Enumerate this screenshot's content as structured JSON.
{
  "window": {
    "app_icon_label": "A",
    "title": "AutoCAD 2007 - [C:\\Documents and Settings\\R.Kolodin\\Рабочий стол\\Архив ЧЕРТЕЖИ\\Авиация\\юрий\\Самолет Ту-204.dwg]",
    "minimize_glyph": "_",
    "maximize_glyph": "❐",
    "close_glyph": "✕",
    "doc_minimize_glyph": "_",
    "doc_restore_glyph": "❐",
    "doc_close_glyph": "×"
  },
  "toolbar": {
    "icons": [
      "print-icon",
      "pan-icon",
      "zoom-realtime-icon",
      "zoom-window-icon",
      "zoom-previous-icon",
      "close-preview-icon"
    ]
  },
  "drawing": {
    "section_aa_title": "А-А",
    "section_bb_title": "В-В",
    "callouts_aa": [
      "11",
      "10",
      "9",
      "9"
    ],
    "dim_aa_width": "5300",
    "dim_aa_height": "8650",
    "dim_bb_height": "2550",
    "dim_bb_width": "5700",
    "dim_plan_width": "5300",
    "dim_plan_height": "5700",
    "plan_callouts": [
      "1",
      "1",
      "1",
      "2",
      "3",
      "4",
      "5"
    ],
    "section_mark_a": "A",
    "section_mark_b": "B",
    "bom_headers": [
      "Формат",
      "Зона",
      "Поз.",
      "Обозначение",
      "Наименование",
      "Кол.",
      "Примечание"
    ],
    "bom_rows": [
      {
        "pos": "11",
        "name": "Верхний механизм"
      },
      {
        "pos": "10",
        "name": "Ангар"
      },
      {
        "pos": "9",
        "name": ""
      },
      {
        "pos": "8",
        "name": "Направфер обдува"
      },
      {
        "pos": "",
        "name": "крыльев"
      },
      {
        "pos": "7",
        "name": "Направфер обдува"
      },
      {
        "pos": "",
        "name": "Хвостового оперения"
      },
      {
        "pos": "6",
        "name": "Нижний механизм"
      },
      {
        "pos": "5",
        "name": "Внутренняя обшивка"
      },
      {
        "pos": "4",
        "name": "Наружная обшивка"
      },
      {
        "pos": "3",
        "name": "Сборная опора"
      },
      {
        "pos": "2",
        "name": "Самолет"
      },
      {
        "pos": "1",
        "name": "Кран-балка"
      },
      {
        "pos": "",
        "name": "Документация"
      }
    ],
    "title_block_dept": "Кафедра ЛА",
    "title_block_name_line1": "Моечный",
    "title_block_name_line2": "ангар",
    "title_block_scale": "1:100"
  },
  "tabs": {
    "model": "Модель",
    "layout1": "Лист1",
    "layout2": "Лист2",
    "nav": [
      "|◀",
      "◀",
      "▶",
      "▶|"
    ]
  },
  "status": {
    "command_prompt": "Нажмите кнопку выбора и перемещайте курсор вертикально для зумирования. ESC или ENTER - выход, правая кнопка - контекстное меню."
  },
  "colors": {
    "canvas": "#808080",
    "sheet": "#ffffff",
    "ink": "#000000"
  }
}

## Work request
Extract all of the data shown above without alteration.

## Result
Enumerate this screenshot's content as structured JSON.
{
  "window": {
    "app_icon_label": "A",
    "title": "AutoCAD 2007 - [C:\\Documents and Settings\\R.Kolodin\\Рабочий стол\\Архив ЧЕРТЕЖИ\\Авиация\\юрий\\Самолет Ту-204.dwg]",
    "minimize_glyph": "_",
    "maximize_glyph": "❐",
    "close_glyph": "✕",
    "doc_minimize_glyph": "_",
    "doc_restore_glyph": "❐",
    "doc_close_glyph": "×"
  },
  "toolbar": {
    "icons": [
      "print-icon",
      "pan-icon",
      "zoom-realtime-icon",
      "zoom-window-icon",
      "zoom-previous-icon",
      "close-preview-icon"
    ]
  },
  "drawing": {
    "section_aa_title": "А-А",
    "section_bb_title": "В-В",
    "callouts_aa": [
      "11",
      "10",
      "9",
      "9"
    ],
    "dim_aa_width": "5300",
    "dim_aa_height": "8650",
    "dim_bb_height": "2550",
    "dim_bb_width": "5700",
    "dim_plan_width": "5300",
    "dim_plan_height": "5700",
    "plan_callouts": [
      "1",
      "1",
      "1",
      "2",
      "3",
      "4",
      "5"
    ],
    "section_mark_a": "A",
    "section_mark_b": "B",
    "bom_headers": [
      "Формат",
      "Зона",
      "Поз.",
      "Обозначение",
      "Наименование",
      "Кол.",
      "Примечание"
    ],
    "bom_rows": [
      {
        "pos": "11",
        "name": "Верхний механизм"
      },
      {
        "pos": "10",
        "name": "Ангар"
      },
      {
        "pos": "9",
        "name": ""
      },
      {
        "pos": "8",
        "name": "Направфер обдува"
      },
      {
        "pos": "",
        "name": "крыльев"
      },
      {
        "pos": "7",
        "name": "Направфер обдува"
      },
      {
        "pos": "",
        "name": "Хвостового оперения"
      },
      {
        "pos": "6",
        "name": "Нижний механизм"
      },
      {
        "pos": "5",
        "name": "Внутренняя обшивка"
      },
      {
        "pos": "4",
        "name": "Наружная обшивка"
      },
      {
        "pos": "3",
        "name": "Сборная опора"
      },
      {
        "pos": "2",
        "name": "Самолет"
      },
      {
        "pos": "1",
        "name": "Кран-балка"
      },
      {
        "pos": "",
        "name": "Документация"
      }
    ],
    "title_block_dept": "Кафедра ЛА",
    "title_block_name_line1": "Моечный",
    "title_block_name_line2": "ангар",
    "title_block_scale": "1:100"
  },
  "tabs": {
    "model": "Модель",
    "layout1": "Лист1",
    "layout2": "Лист2",
    "nav": [
      "|◀",
      "◀",
      "▶",
      "▶|"
    ]
  },
  "status": {
    "command_prompt": "Нажмите кнопку выбора и перемещайте курсор вертикально для зумирования. ESC или ENTER - выход, правая кнопка - контекстное меню."
  },
  "colors": {
    "canvas": "#808080",
    "sheet": "#ffffff",
    "ink": "#000000"
  }
}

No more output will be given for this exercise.